--- Material supplied ---

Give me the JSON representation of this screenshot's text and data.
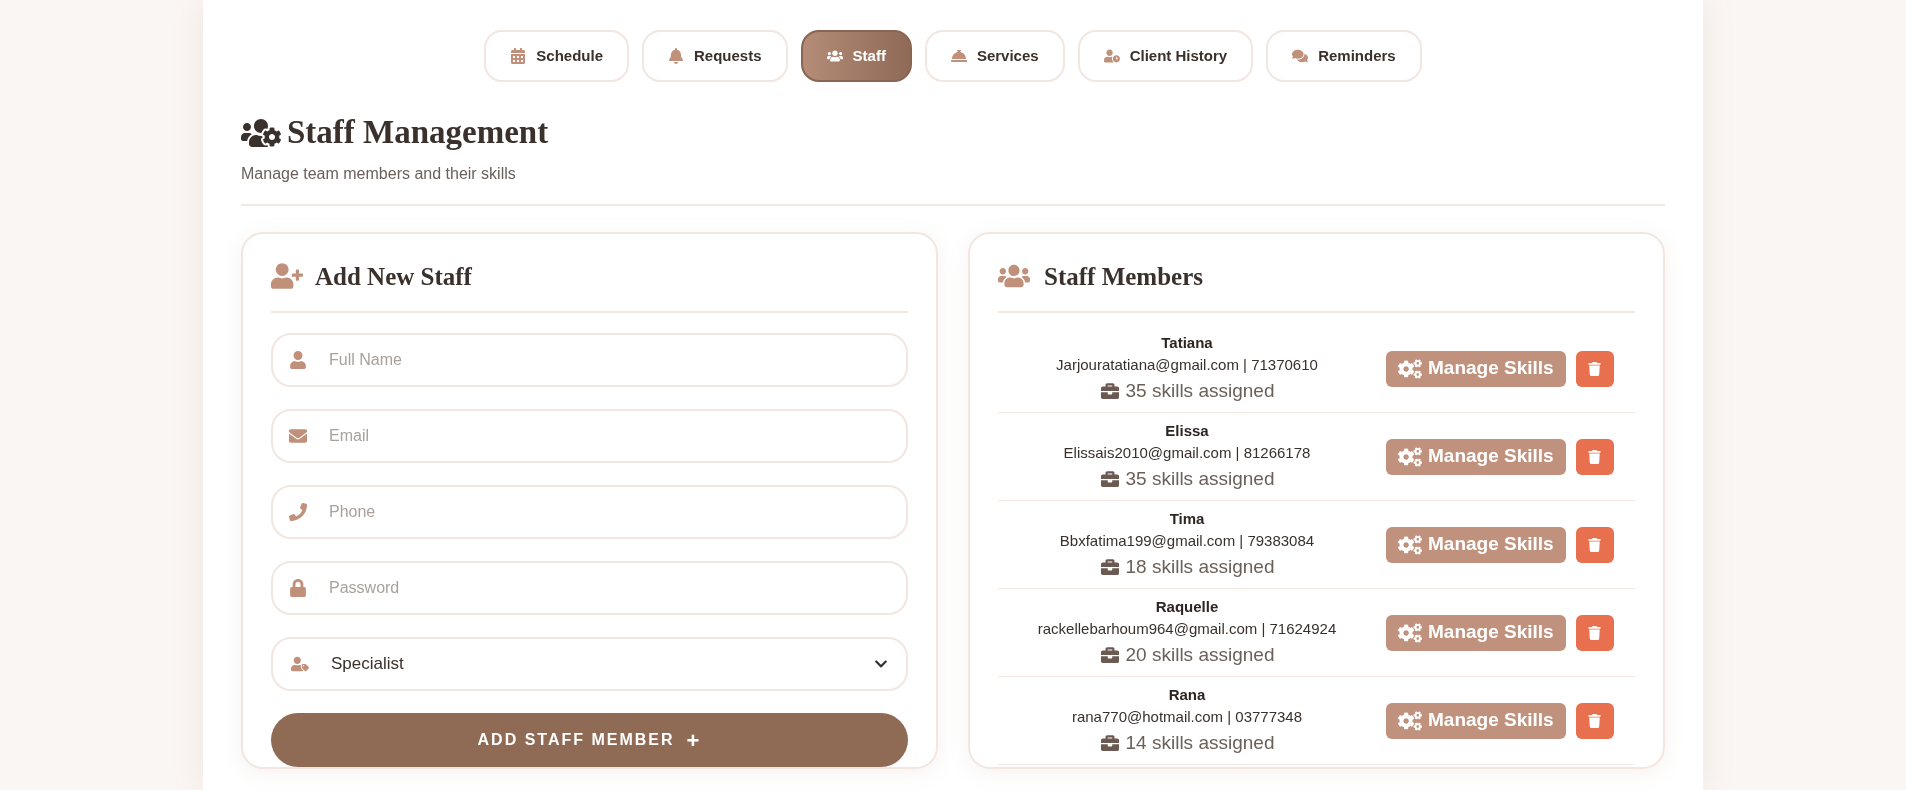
{
  "tabs": [
    {
      "label": "Schedule",
      "selected": false
    },
    {
      "label": "Requests",
      "selected": false
    },
    {
      "label": "Staff",
      "selected": true
    },
    {
      "label": "Services",
      "selected": false
    },
    {
      "label": "Client History",
      "selected": false
    },
    {
      "label": "Reminders",
      "selected": false
    }
  ],
  "header": {
    "title": "Staff Management",
    "subtitle": "Manage team members and their skills"
  },
  "add_form": {
    "title": "Add New Staff",
    "fields": [
      {
        "kind": "text",
        "placeholder": "Full Name"
      },
      {
        "kind": "text",
        "placeholder": "Email"
      },
      {
        "kind": "text",
        "placeholder": "Phone"
      },
      {
        "kind": "text",
        "placeholder": "Password"
      },
      {
        "kind": "select",
        "value": "Specialist"
      }
    ],
    "submit": "ADD STAFF MEMBER",
    "submit_symbol": "+"
  },
  "staff_list": {
    "title": "Staff Members",
    "members": [
      {
        "name": "Tatiana",
        "contact": "Jarjouratatiana@gmail.com | 71370610",
        "skills": "35 skills assigned",
        "manage_label": "Manage Skills"
      },
      {
        "name": "Elissa",
        "contact": "Elissais2010@gmail.com | 81266178",
        "skills": "35 skills assigned",
        "manage_label": "Manage Skills"
      },
      {
        "name": "Tima",
        "contact": "Bbxfatima199@gmail.com | 79383084",
        "skills": "18 skills assigned",
        "manage_label": "Manage Skills"
      },
      {
        "name": "Raquelle",
        "contact": "rackellebarhoum964@gmail.com | 71624924",
        "skills": "20 skills assigned",
        "manage_label": "Manage Skills"
      },
      {
        "name": "Rana",
        "contact": "rana770@hotmail.com | 03777348",
        "skills": "14 skills assigned",
        "manage_label": "Manage Skills"
      }
    ]
  }
}
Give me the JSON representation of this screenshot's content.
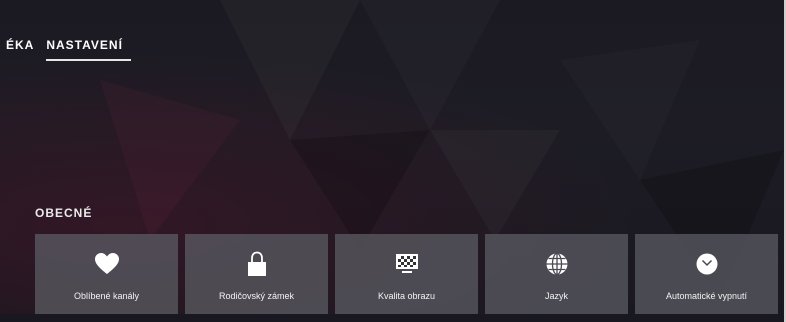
{
  "tabs": [
    {
      "label": "ÉKA"
    },
    {
      "label": "NASTAVENÍ",
      "active": true
    }
  ],
  "section": {
    "title": "OBECNÉ"
  },
  "tiles": [
    {
      "label": "Oblíbené kanály",
      "icon": "heart-icon"
    },
    {
      "label": "Rodičovský zámek",
      "icon": "lock-icon"
    },
    {
      "label": "Kvalita obrazu",
      "icon": "picture-quality-icon"
    },
    {
      "label": "Jazyk",
      "icon": "globe-icon"
    },
    {
      "label": "Automatické vypnutí",
      "icon": "clock-icon"
    }
  ],
  "colors": {
    "tile_bg": "#58585f",
    "background": "#1b1a22",
    "text": "#ffffff"
  }
}
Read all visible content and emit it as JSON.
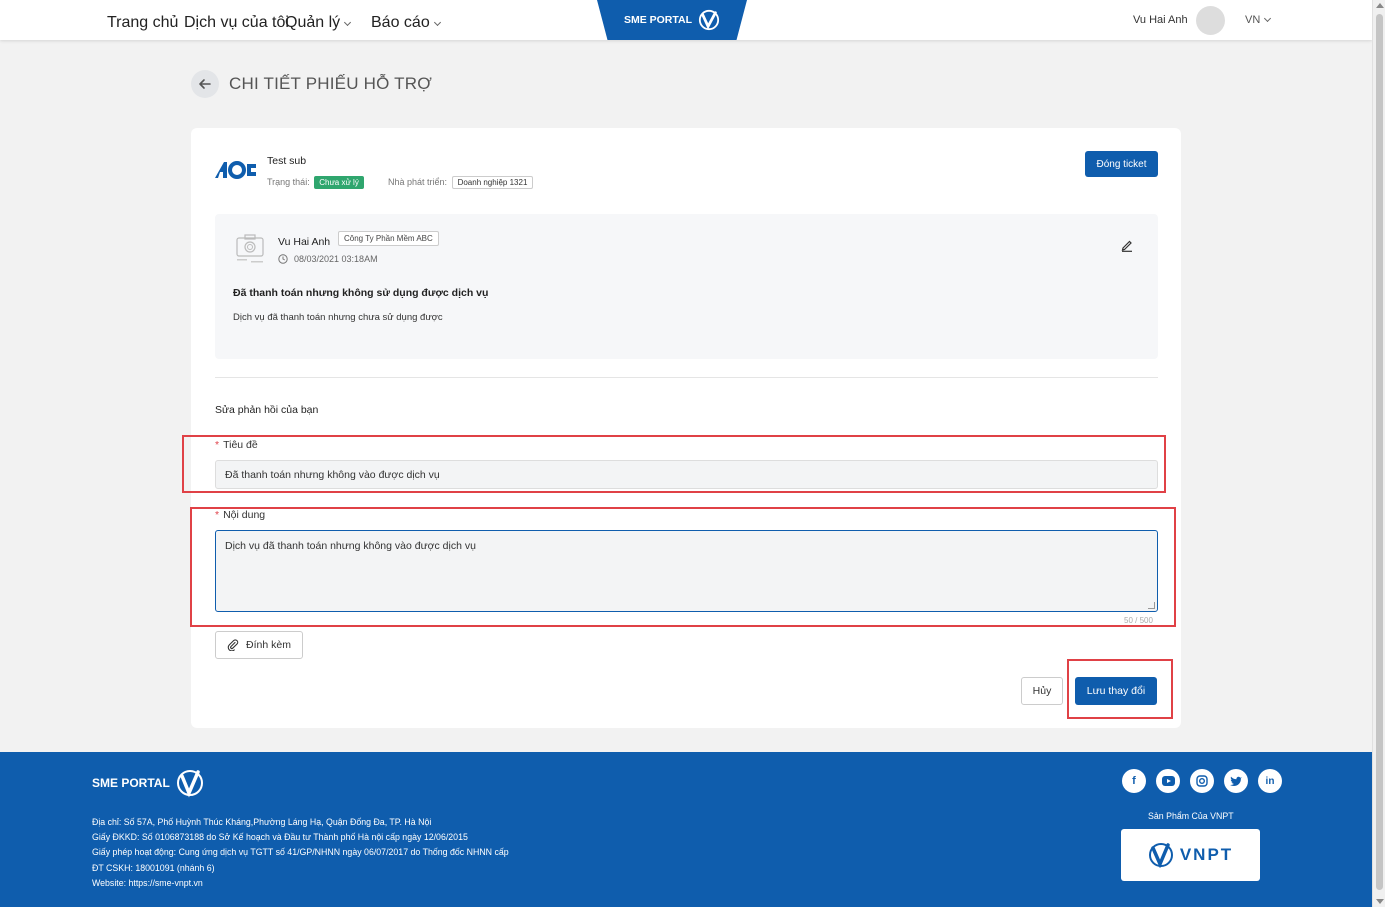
{
  "header": {
    "nav": [
      {
        "label": "Trang chủ",
        "has_dropdown": false
      },
      {
        "label": "Dịch vụ của tôi",
        "has_dropdown": false
      },
      {
        "label": "Quản lý",
        "has_dropdown": true
      },
      {
        "label": "Báo cáo",
        "has_dropdown": true
      }
    ],
    "brand": "SME PORTAL",
    "user_name": "Vu Hai Anh",
    "language": "VN"
  },
  "page": {
    "title": "CHI TIẾT PHIẾU HỖ TRỢ"
  },
  "ticket": {
    "service_name": "Test sub",
    "status_label": "Trạng thái:",
    "status_value": "Chưa xử lý",
    "developer_label": "Nhà phát triển:",
    "developer_value": "Doanh nghiệp 1321",
    "close_button": "Đóng ticket"
  },
  "post": {
    "author": "Vu Hai Anh",
    "company": "Công Ty Phần Mềm ABC",
    "timestamp": "08/03/2021 03:18AM",
    "title": "Đã thanh toán nhưng không sử dụng được dịch vụ",
    "body": "Dịch vụ đã thanh toán nhưng chưa sử dụng được"
  },
  "form": {
    "section_label": "Sửa phản hồi của bạn",
    "title_label": "Tiêu đề",
    "title_value": "Đã thanh toán nhưng không vào được dịch vụ",
    "content_label": "Nội dung",
    "content_value": "Dịch vụ đã thanh toán nhưng không vào được dịch vụ",
    "counter": "50 / 500",
    "attach_button": "Đính kèm",
    "cancel_button": "Hủy",
    "save_button": "Lưu thay đổi"
  },
  "footer": {
    "brand": "SME PORTAL",
    "lines": [
      "Địa chỉ: Số 57A, Phố Huỳnh Thúc Kháng,Phường Láng Hạ, Quận Đống Đa, TP. Hà Nội",
      "Giấy ĐKKD: Số 0106873188 do Sở Kế hoạch và Đầu tư Thành phố Hà nội cấp ngày 12/06/2015",
      "Giấy phép hoạt động: Cung ứng dịch vụ TGTT số 41/GP/NHNN ngày 06/07/2017 do Thống đốc NHNN cấp",
      "ĐT CSKH: 18001091 (nhánh 6)",
      "Website: https://sme-vnpt.vn"
    ],
    "socials": [
      "facebook-icon",
      "youtube-icon",
      "instagram-icon",
      "twitter-icon",
      "linkedin-icon"
    ],
    "product_label": "Sản Phẩm Của VNPT",
    "vnpt_logo_text": "VNPT"
  },
  "colors": {
    "primary": "#0f5dad",
    "status_green": "#2fa66e",
    "highlight_red": "#e04146",
    "required_red": "#e0434b"
  }
}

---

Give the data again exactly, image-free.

- Solution for this task -
Give me the JSON representation of this screenshot's text and data.
{
  "tabs": [
    {
      "label": "Schedule",
      "selected": false
    },
    {
      "label": "Requests",
      "selected": false
    },
    {
      "label": "Staff",
      "selected": true
    },
    {
      "label": "Services",
      "selected": false
    },
    {
      "label": "Client History",
      "selected": false
    },
    {
      "label": "Reminders",
      "selected": false
    }
  ],
  "header": {
    "title": "Staff Management",
    "subtitle": "Manage team members and their skills"
  },
  "add_form": {
    "title": "Add New Staff",
    "fields": [
      {
        "kind": "text",
        "placeholder": "Full Name"
      },
      {
        "kind": "text",
        "placeholder": "Email"
      },
      {
        "kind": "text",
        "placeholder": "Phone"
      },
      {
        "kind": "text",
        "placeholder": "Password"
      },
      {
        "kind": "select",
        "value": "Specialist"
      }
    ],
    "submit": "ADD STAFF MEMBER",
    "submit_symbol": "+"
  },
  "staff_list": {
    "title": "Staff Members",
    "members": [
      {
        "name": "Tatiana",
        "contact": "Jarjouratatiana@gmail.com | 71370610",
        "skills": "35 skills assigned",
        "manage_label": "Manage Skills"
      },
      {
        "name": "Elissa",
        "contact": "Elissais2010@gmail.com | 81266178",
        "skills": "35 skills assigned",
        "manage_label": "Manage Skills"
      },
      {
        "name": "Tima",
        "contact": "Bbxfatima199@gmail.com | 79383084",
        "skills": "18 skills assigned",
        "manage_label": "Manage Skills"
      },
      {
        "name": "Raquelle",
        "contact": "rackellebarhoum964@gmail.com | 71624924",
        "skills": "20 skills assigned",
        "manage_label": "Manage Skills"
      },
      {
        "name": "Rana",
        "contact": "rana770@hotmail.com | 03777348",
        "skills": "14 skills assigned",
        "manage_label": "Manage Skills"
      }
    ]
  }
}
Give me the JSON representation of this screenshot's content.
{
  "tabs": [
    {
      "label": "ÉKA"
    },
    {
      "label": "NASTAVENÍ",
      "active": true
    }
  ],
  "section": {
    "title": "OBECNÉ"
  },
  "tiles": [
    {
      "label": "Oblíbené kanály",
      "icon": "heart-icon"
    },
    {
      "label": "Rodičovský zámek",
      "icon": "lock-icon"
    },
    {
      "label": "Kvalita obrazu",
      "icon": "picture-quality-icon"
    },
    {
      "label": "Jazyk",
      "icon": "globe-icon"
    },
    {
      "label": "Automatické vypnutí",
      "icon": "clock-icon"
    }
  ],
  "colors": {
    "tile_bg": "#58585f",
    "background": "#1b1a22",
    "text": "#ffffff"
  }
}
Read all visible content and emit it as JSON.
{
  "header": {
    "nav": [
      {
        "label": "Trang chủ",
        "has_dropdown": false
      },
      {
        "label": "Dịch vụ của tôi",
        "has_dropdown": false
      },
      {
        "label": "Quản lý",
        "has_dropdown": true
      },
      {
        "label": "Báo cáo",
        "has_dropdown": true
      }
    ],
    "brand": "SME PORTAL",
    "user_name": "Vu Hai Anh",
    "language": "VN"
  },
  "page": {
    "title": "CHI TIẾT PHIẾU HỖ TRỢ"
  },
  "ticket": {
    "service_name": "Test sub",
    "status_label": "Trạng thái:",
    "status_value": "Chưa xử lý",
    "developer_label": "Nhà phát triển:",
    "developer_value": "Doanh nghiệp 1321",
    "close_button": "Đóng ticket"
  },
  "post": {
    "author": "Vu Hai Anh",
    "company": "Công Ty Phần Mềm ABC",
    "timestamp": "08/03/2021 03:18AM",
    "title": "Đã thanh toán nhưng không sử dụng được dịch vụ",
    "body": "Dịch vụ đã thanh toán nhưng chưa sử dụng được"
  },
  "form": {
    "section_label": "Sửa phản hồi của bạn",
    "title_label": "Tiêu đề",
    "title_value": "Đã thanh toán nhưng không vào được dịch vụ",
    "content_label": "Nội dung",
    "content_value": "Dịch vụ đã thanh toán nhưng không vào được dịch vụ",
    "counter": "50 / 500",
    "attach_button": "Đính kèm",
    "cancel_button": "Hủy",
    "save_button": "Lưu thay đổi"
  },
  "footer": {
    "brand": "SME PORTAL",
    "lines": [
      "Địa chỉ: Số 57A, Phố Huỳnh Thúc Kháng,Phường Láng Hạ, Quận Đống Đa, TP. Hà Nội",
      "Giấy ĐKKD: Số 0106873188 do Sở Kế hoạch và Đầu tư Thành phố Hà nội cấp ngày 12/06/2015",
      "Giấy phép hoạt động: Cung ứng dịch vụ TGTT số 41/GP/NHNN ngày 06/07/2017 do Thống đốc NHNN cấp",
      "ĐT CSKH: 18001091 (nhánh 6)",
      "Website: https://sme-vnpt.vn"
    ],
    "socials": [
      "facebook-icon",
      "youtube-icon",
      "instagram-icon",
      "twitter-icon",
      "linkedin-icon"
    ],
    "product_label": "Sản Phẩm Của VNPT",
    "vnpt_logo_text": "VNPT"
  },
  "colors": {
    "primary": "#0f5dad",
    "status_green": "#2fa66e",
    "highlight_red": "#e04146",
    "required_red": "#e0434b"
  }
}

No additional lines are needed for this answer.